“It’s about saying thank you that Australia is our home,” she adds. “And it’s also about thanking people for coming and experiencing the different way we do things.”

As in Yarraville, native ingredients and dishes will be championed. But instead of a brunch-y menu there’ll be one better suited to afternoon and evening dining.

Expect a stronger emphasis on sustainably caught seafood and Islander culture – that might translate to crayfish harvested by divers in the Torres Strait, cooked into a bisque with karkalla (a succulent also called pigface and beach banana) and pepperberries; a bucket of king prawns with native succulents; traditional namas, or coconut-cured fish; or blue swimmer crab in a hot pepperberry sauce. Bero also wants to “make yams sexy” as part of her range of vegan dishes.

Unlike at the cafe, which will continue trading, it’ll be all about communal dining here. “I want people to come in and actually share the dishes – it’s all about bringing your mates and sharing food, having conversations over your meals. That’s the experience we want to go for,” Bero says. “Mabu Mabu means ‘help yourself’ and that means a big table of food.”

In keeping with Bero’s ethos, the drinks list will be all-Australian, from the wines and beers (Stomping Ground will be on tap) to local spirits infused with native ingredients.

The new restaurant – across from Acmi – will have a modern feel, with murals by Indigenous artists and music from Blak musicians as part of its “Island Radio”.

There’ll also be a retail space where you’ll be able to shop Mabu Mabu products (including hot sauces, seasonings, spice mixes and native spiced chai) as well as wares from other Indigenous-owned and operated businesses.

“I’m just trying to put Torres Strait Islanders on the map because we have such a beautiful culture and I want to be able to bring that here too,” Bero says. “I think it will make a big difference, having us here in the Square – we’re just trying to bring a bit of colour.”

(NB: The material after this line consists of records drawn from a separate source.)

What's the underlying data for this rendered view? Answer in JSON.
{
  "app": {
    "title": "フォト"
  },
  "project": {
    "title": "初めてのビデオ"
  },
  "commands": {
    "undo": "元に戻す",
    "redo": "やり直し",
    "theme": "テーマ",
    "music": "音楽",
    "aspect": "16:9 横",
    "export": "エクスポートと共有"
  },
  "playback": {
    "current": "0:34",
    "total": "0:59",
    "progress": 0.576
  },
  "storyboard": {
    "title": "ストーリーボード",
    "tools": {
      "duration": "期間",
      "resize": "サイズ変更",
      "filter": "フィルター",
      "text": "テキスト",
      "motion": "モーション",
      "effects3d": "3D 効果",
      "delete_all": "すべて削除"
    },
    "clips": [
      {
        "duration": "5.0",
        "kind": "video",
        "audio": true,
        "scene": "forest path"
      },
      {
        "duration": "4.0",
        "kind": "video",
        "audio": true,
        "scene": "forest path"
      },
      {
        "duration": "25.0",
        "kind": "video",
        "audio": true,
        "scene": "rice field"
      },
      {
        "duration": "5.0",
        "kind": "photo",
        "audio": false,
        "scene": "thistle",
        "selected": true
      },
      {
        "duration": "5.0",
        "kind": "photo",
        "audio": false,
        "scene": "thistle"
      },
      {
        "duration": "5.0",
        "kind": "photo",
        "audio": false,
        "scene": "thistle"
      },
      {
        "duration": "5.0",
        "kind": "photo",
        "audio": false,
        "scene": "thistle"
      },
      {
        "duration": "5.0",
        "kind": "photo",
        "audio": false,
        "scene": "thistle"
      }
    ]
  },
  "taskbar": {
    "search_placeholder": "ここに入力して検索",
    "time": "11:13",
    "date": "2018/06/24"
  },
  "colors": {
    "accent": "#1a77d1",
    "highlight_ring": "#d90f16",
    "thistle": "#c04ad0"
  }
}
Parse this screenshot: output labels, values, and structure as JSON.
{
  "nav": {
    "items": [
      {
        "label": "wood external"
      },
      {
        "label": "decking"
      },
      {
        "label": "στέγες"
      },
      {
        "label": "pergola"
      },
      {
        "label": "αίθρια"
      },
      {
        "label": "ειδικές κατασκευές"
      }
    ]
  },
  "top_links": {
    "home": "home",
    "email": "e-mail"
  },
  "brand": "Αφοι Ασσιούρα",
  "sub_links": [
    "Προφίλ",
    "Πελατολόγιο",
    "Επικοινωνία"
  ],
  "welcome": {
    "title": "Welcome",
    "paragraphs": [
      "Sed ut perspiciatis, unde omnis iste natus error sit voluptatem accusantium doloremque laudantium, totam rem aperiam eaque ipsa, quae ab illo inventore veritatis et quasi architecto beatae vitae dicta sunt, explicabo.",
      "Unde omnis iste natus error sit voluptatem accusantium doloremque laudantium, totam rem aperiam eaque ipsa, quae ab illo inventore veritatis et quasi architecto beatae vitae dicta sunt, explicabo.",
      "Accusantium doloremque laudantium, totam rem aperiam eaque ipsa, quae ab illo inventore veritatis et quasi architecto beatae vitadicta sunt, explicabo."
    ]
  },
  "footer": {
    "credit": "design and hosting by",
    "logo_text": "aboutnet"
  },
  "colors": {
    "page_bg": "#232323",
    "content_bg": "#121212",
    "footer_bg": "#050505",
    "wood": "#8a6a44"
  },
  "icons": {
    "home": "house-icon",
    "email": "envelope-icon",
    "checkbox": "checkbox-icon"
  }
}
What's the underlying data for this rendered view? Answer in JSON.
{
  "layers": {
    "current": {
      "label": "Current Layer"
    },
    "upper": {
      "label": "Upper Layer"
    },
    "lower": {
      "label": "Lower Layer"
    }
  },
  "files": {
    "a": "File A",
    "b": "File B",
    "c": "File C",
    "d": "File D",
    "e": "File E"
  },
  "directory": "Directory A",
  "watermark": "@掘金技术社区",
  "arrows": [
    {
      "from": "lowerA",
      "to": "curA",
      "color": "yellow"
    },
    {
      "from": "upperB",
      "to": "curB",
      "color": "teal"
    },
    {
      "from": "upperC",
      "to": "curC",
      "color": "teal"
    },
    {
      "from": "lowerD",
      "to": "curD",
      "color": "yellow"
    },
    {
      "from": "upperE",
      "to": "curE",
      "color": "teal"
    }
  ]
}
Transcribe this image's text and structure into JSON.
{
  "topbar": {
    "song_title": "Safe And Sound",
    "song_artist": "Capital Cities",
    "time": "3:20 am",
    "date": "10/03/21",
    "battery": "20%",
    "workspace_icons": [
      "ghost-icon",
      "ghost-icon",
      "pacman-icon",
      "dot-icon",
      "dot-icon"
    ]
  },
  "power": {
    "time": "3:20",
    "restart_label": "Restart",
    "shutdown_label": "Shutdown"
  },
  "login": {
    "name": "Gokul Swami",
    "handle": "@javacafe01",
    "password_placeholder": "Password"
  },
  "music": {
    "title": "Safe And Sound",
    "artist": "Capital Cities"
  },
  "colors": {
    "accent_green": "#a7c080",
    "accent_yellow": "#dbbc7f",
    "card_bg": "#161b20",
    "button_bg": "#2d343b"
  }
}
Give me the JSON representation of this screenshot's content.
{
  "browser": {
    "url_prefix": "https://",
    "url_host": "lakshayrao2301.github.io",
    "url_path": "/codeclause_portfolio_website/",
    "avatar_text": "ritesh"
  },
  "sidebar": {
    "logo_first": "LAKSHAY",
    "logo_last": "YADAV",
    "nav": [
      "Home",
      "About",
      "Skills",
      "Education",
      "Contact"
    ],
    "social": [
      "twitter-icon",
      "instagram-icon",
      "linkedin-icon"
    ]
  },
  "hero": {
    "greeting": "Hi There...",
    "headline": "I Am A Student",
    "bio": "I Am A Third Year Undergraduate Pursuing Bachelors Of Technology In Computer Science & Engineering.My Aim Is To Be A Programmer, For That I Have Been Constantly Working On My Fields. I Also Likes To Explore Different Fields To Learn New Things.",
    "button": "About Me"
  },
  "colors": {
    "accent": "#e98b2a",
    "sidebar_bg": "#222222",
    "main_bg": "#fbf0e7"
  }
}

Mabu Mabu Big Esso is slated to open in Federation Square in July.